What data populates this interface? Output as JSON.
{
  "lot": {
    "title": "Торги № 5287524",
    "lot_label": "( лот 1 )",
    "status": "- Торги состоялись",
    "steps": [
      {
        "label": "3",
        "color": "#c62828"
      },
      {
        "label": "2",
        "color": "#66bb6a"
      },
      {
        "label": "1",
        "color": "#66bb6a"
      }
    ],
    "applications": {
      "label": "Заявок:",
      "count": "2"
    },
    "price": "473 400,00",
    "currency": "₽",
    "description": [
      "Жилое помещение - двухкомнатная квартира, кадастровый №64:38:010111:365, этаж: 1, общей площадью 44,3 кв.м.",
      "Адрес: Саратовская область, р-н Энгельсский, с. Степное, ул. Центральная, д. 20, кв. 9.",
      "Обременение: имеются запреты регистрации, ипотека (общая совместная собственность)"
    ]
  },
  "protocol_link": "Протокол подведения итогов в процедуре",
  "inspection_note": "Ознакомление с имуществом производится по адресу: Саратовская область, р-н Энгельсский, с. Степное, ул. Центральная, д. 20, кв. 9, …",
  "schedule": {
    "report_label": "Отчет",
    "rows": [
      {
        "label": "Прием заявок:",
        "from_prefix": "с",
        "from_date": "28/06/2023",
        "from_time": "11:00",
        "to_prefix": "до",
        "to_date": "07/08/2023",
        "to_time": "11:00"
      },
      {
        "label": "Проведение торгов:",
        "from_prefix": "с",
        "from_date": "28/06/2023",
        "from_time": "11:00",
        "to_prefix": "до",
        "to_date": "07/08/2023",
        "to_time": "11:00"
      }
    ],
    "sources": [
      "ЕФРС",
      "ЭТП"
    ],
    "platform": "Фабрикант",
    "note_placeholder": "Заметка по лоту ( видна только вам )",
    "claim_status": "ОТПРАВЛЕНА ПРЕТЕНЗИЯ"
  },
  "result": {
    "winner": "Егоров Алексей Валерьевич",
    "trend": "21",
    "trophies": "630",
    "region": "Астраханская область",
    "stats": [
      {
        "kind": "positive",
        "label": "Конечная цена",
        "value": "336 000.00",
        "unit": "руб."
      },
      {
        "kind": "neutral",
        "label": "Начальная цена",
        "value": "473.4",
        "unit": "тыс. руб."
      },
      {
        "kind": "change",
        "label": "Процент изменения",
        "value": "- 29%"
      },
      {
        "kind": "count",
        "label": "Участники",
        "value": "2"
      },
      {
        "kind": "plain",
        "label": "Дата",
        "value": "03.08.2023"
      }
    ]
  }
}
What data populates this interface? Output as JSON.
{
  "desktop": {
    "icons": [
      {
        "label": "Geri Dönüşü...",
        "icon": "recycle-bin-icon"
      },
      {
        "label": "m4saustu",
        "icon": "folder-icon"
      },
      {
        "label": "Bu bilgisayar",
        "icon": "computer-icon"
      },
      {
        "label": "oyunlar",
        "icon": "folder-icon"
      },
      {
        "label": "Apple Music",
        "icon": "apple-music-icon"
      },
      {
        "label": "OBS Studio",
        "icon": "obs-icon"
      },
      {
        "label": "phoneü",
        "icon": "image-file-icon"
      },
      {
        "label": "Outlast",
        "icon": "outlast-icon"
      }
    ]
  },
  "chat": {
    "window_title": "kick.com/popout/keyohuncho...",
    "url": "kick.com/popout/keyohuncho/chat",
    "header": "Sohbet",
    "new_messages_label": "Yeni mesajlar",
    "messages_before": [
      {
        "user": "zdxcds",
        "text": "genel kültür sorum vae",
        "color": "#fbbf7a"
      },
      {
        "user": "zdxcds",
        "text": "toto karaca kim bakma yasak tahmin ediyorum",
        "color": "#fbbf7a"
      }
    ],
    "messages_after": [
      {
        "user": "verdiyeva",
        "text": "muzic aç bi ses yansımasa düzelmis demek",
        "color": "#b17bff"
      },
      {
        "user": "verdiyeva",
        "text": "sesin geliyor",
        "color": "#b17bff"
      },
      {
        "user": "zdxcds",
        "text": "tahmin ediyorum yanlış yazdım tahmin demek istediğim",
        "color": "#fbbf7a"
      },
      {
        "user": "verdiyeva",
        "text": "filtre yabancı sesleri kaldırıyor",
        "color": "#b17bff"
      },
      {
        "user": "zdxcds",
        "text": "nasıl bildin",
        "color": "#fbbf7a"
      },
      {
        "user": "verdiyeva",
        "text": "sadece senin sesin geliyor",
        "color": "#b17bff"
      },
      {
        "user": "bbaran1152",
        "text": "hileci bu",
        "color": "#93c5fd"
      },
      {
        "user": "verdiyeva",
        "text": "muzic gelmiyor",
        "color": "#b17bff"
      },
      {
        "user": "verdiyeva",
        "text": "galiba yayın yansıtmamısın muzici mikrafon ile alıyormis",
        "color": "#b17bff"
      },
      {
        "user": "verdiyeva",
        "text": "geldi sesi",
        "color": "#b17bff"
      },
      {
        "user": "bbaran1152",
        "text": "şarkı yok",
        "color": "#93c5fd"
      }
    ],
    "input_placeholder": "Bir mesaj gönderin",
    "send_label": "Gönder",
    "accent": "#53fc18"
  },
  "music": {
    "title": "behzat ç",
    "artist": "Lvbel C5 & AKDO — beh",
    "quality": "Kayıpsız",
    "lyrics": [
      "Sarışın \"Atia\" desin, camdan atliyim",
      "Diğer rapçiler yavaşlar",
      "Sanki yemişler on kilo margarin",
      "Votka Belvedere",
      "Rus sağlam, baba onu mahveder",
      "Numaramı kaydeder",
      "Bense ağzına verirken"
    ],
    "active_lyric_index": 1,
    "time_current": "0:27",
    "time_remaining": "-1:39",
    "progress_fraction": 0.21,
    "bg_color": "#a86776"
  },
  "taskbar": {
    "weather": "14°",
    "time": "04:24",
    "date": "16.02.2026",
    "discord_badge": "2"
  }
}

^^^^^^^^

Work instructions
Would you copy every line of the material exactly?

The answer
What data populates this interface? Output as JSON.
{
  "lot": {
    "title": "Торги № 5287524",
    "lot_label": "( лот 1 )",
    "status": "- Торги состоялись",
    "steps": [
      {
        "label": "3",
        "color": "#c62828"
      },
      {
        "label": "2",
        "color": "#66bb6a"
      },
      {
        "label": "1",
        "color": "#66bb6a"
      }
    ],
    "applications": {
      "label": "Заявок:",
      "count": "2"
    },
    "price": "473 400,00",
    "currency": "₽",
    "description": [
      "Жилое помещение - двухкомнатная квартира, кадастровый №64:38:010111:365, этаж: 1, общей площадью 44,3 кв.м.",
      "Адрес: Саратовская область, р-н Энгельсский, с. Степное, ул. Центральная, д. 20, кв. 9.",
      "Обременение: имеются запреты регистрации, ипотека (общая совместная собственность)"
    ]
  },
  "protocol_link": "Протокол подведения итогов в процедуре",
  "inspection_note": "Ознакомление с имуществом производится по адресу: Саратовская область, р-н Энгельсский, с. Степное, ул. Центральная, д. 20, кв. 9, …",
  "schedule": {
    "report_label": "Отчет",
    "rows": [
      {
        "label": "Прием заявок:",
        "from_prefix": "с",
        "from_date": "28/06/2023",
        "from_time": "11:00",
        "to_prefix": "до",
        "to_date": "07/08/2023",
        "to_time": "11:00"
      },
      {
        "label": "Проведение торгов:",
        "from_prefix": "с",
        "from_date": "28/06/2023",
        "from_time": "11:00",
        "to_prefix": "до",
        "to_date": "07/08/2023",
        "to_time": "11:00"
      }
    ],
    "sources": [
      "ЕФРС",
      "ЭТП"
    ],
    "platform": "Фабрикант",
    "note_placeholder": "Заметка по лоту ( видна только вам )",
    "claim_status": "ОТПРАВЛЕНА ПРЕТЕНЗИЯ"
  },
  "result": {
    "winner": "Егоров Алексей Валерьевич",
    "trend": "21",
    "trophies": "630",
    "region": "Астраханская область",
    "stats": [
      {
        "kind": "positive",
        "label": "Конечная цена",
        "value": "336 000.00",
        "unit": "руб."
      },
      {
        "kind": "neutral",
        "label": "Начальная цена",
        "value": "473.4",
        "unit": "тыс. руб."
      },
      {
        "kind": "change",
        "label": "Процент изменения",
        "value": "- 29%"
      },
      {
        "kind": "count",
        "label": "Участники",
        "value": "2"
      },
      {
        "kind": "plain",
        "label": "Дата",
        "value": "03.08.2023"
      }
    ]
  }
}
What data populates this interface? Output as JSON.
{
  "desktop": {
    "icons": [
      {
        "label": "Geri Dönüşü...",
        "icon": "recycle-bin-icon"
      },
      {
        "label": "m4saustu",
        "icon": "folder-icon"
      },
      {
        "label": "Bu bilgisayar",
        "icon": "computer-icon"
      },
      {
        "label": "oyunlar",
        "icon": "folder-icon"
      },
      {
        "label": "Apple Music",
        "icon": "apple-music-icon"
      },
      {
        "label": "OBS Studio",
        "icon": "obs-icon"
      },
      {
        "label": "phoneü",
        "icon": "image-file-icon"
      },
      {
        "label": "Outlast",
        "icon": "outlast-icon"
      }
    ]
  },
  "chat": {
    "window_title": "kick.com/popout/keyohuncho...",
    "url": "kick.com/popout/keyohuncho/chat",
    "header": "Sohbet",
    "new_messages_label": "Yeni mesajlar",
    "messages_before": [
      {
        "user": "zdxcds",
        "text": "genel kültür sorum vae",
        "color": "#fbbf7a"
      },
      {
        "user": "zdxcds",
        "text": "toto karaca kim bakma yasak tahmin ediyorum",
        "color": "#fbbf7a"
      }
    ],
    "messages_after": [
      {
        "user": "verdiyeva",
        "text": "muzic aç bi ses yansımasa düzelmis demek",
        "color": "#b17bff"
      },
      {
        "user": "verdiyeva",
        "text": "sesin geliyor",
        "color": "#b17bff"
      },
      {
        "user": "zdxcds",
        "text": "tahmin ediyorum yanlış yazdım tahmin demek istediğim",
        "color": "#fbbf7a"
      },
      {
        "user": "verdiyeva",
        "text": "filtre yabancı sesleri kaldırıyor",
        "color": "#b17bff"
      },
      {
        "user": "zdxcds",
        "text": "nasıl bildin",
        "color": "#fbbf7a"
      },
      {
        "user": "verdiyeva",
        "text": "sadece senin sesin geliyor",
        "color": "#b17bff"
      },
      {
        "user": "bbaran1152",
        "text": "hileci bu",
        "color": "#93c5fd"
      },
      {
        "user": "verdiyeva",
        "text": "muzic gelmiyor",
        "color": "#b17bff"
      },
      {
        "user": "verdiyeva",
        "text": "galiba yayın yansıtmamısın muzici mikrafon ile alıyormis",
        "color": "#b17bff"
      },
      {
        "user": "verdiyeva",
        "text": "geldi sesi",
        "color": "#b17bff"
      },
      {
        "user": "bbaran1152",
        "text": "şarkı yok",
        "color": "#93c5fd"
      }
    ],
    "input_placeholder": "Bir mesaj gönderin",
    "send_label": "Gönder",
    "accent": "#53fc18"
  },
  "music": {
    "title": "behzat ç",
    "artist": "Lvbel C5 & AKDO — beh",
    "quality": "Kayıpsız",
    "lyrics": [
      "Sarışın \"Atia\" desin, camdan atliyim",
      "Diğer rapçiler yavaşlar",
      "Sanki yemişler on kilo margarin",
      "Votka Belvedere",
      "Rus sağlam, baba onu mahveder",
      "Numaramı kaydeder",
      "Bense ağzına verirken"
    ],
    "active_lyric_index": 1,
    "time_current": "0:27",
    "time_remaining": "-1:39",
    "progress_fraction": 0.21,
    "bg_color": "#a86776"
  },
  "taskbar": {
    "weather": "14°",
    "time": "04:24",
    "date": "16.02.2026",
    "discord_badge": "2"
  }
}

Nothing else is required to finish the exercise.